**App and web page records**
* * * * * * * * *

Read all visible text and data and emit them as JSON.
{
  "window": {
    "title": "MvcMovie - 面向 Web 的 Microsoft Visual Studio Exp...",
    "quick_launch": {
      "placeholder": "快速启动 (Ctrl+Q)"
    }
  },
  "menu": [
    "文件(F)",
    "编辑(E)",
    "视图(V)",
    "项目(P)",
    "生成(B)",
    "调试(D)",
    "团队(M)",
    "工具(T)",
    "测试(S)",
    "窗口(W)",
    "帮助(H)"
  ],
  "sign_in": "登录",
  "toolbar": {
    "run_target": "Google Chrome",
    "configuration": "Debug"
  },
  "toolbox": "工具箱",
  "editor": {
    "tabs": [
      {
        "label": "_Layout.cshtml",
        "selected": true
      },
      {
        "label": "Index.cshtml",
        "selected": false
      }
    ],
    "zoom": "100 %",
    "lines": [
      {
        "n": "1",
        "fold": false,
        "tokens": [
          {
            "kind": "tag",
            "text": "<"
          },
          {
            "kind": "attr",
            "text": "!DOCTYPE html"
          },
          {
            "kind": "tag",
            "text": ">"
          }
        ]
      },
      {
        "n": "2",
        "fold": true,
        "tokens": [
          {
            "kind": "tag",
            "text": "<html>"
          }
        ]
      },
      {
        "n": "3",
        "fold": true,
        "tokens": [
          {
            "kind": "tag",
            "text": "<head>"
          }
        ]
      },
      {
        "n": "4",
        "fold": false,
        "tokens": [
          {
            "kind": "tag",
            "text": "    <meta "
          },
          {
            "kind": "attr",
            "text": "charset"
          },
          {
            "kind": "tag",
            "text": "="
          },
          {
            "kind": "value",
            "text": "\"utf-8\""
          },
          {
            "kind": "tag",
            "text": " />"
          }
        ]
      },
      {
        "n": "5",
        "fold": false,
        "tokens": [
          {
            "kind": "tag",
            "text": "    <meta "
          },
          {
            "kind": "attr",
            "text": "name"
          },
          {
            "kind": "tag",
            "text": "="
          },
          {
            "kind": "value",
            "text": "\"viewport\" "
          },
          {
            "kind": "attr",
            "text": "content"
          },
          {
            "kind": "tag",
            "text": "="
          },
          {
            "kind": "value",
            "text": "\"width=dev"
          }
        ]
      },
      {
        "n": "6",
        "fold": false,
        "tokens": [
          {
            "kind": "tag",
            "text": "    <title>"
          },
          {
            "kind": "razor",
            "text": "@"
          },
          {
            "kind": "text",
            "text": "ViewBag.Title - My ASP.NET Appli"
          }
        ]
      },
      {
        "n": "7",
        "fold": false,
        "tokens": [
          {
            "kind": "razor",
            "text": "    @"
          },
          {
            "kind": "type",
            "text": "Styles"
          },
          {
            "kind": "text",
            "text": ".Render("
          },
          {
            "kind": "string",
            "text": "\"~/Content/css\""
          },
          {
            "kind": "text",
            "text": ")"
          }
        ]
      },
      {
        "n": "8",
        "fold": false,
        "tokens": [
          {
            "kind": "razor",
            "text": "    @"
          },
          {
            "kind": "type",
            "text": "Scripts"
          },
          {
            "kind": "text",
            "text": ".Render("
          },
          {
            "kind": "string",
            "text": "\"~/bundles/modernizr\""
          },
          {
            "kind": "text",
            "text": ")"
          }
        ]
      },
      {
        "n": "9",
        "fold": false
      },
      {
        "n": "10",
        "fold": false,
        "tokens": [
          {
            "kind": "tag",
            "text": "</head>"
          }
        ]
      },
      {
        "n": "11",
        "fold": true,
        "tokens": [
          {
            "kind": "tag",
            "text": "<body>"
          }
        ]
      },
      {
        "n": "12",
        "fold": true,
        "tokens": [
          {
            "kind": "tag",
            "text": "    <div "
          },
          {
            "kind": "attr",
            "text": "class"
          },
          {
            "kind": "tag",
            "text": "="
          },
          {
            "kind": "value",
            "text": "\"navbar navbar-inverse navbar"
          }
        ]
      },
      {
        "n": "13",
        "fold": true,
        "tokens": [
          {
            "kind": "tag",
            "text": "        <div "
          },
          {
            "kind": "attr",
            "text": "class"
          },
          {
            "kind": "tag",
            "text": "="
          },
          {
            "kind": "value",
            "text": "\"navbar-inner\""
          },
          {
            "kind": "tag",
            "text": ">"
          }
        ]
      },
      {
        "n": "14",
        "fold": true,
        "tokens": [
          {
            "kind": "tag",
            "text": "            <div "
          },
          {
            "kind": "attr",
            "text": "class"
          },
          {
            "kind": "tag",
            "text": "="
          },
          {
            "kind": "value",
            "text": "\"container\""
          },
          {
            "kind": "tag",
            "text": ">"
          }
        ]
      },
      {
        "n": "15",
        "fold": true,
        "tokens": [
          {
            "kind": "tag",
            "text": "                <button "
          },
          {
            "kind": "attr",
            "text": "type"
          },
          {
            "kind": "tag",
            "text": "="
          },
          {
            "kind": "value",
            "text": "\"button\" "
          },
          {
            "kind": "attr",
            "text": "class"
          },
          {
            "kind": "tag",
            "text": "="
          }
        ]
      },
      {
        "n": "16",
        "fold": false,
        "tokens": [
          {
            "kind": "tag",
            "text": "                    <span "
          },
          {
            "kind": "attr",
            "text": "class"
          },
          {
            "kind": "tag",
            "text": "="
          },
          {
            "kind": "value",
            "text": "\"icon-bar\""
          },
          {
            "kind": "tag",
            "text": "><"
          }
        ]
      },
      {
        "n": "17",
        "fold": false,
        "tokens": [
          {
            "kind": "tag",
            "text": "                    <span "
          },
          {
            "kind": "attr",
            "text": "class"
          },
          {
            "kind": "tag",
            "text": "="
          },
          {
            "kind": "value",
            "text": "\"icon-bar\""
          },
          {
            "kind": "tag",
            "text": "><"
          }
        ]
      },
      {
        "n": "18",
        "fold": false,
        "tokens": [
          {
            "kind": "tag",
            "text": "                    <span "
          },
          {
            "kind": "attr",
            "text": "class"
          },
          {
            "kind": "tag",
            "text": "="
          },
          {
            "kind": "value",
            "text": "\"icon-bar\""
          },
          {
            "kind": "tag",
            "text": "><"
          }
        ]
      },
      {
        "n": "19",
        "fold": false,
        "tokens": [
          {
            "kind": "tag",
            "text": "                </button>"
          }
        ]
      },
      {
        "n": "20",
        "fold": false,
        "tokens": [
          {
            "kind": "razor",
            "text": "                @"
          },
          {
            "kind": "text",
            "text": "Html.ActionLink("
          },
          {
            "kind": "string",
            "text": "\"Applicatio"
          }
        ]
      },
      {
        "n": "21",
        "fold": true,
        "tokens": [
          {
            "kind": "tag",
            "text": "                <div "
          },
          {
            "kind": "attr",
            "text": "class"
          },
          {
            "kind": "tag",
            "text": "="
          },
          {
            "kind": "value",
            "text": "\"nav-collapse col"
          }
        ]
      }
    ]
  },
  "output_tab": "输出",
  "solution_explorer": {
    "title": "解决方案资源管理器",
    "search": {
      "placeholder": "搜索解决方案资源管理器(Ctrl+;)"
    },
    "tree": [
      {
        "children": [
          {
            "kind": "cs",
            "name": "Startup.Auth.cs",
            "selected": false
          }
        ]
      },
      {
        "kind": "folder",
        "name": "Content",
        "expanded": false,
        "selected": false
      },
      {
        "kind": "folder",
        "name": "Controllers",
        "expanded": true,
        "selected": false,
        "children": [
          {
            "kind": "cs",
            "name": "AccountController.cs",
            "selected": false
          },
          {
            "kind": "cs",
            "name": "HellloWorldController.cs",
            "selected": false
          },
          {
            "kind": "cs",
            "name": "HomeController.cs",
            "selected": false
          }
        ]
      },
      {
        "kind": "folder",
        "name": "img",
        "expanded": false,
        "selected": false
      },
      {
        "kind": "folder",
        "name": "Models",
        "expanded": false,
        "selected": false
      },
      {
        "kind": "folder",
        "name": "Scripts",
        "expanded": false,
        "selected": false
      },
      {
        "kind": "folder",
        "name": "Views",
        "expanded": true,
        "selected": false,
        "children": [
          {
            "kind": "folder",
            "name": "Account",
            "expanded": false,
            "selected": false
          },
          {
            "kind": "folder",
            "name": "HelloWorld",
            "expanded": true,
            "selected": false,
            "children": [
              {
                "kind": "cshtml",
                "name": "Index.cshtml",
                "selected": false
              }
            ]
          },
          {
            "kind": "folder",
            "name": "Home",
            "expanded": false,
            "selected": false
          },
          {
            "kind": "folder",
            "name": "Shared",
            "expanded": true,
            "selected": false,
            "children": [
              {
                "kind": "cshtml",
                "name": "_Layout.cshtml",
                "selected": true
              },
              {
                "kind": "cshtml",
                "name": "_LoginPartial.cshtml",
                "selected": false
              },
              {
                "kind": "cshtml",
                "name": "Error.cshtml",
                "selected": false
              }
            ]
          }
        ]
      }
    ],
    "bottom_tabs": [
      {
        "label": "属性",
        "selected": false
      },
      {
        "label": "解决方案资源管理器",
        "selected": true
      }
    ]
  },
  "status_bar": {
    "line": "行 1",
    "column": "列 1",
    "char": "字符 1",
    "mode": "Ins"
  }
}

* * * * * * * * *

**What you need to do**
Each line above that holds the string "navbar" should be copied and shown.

**Solution for this exercise**
            "text": "\"navbar navbar-inverse navbar"
            "text": "\"navbar-inner\""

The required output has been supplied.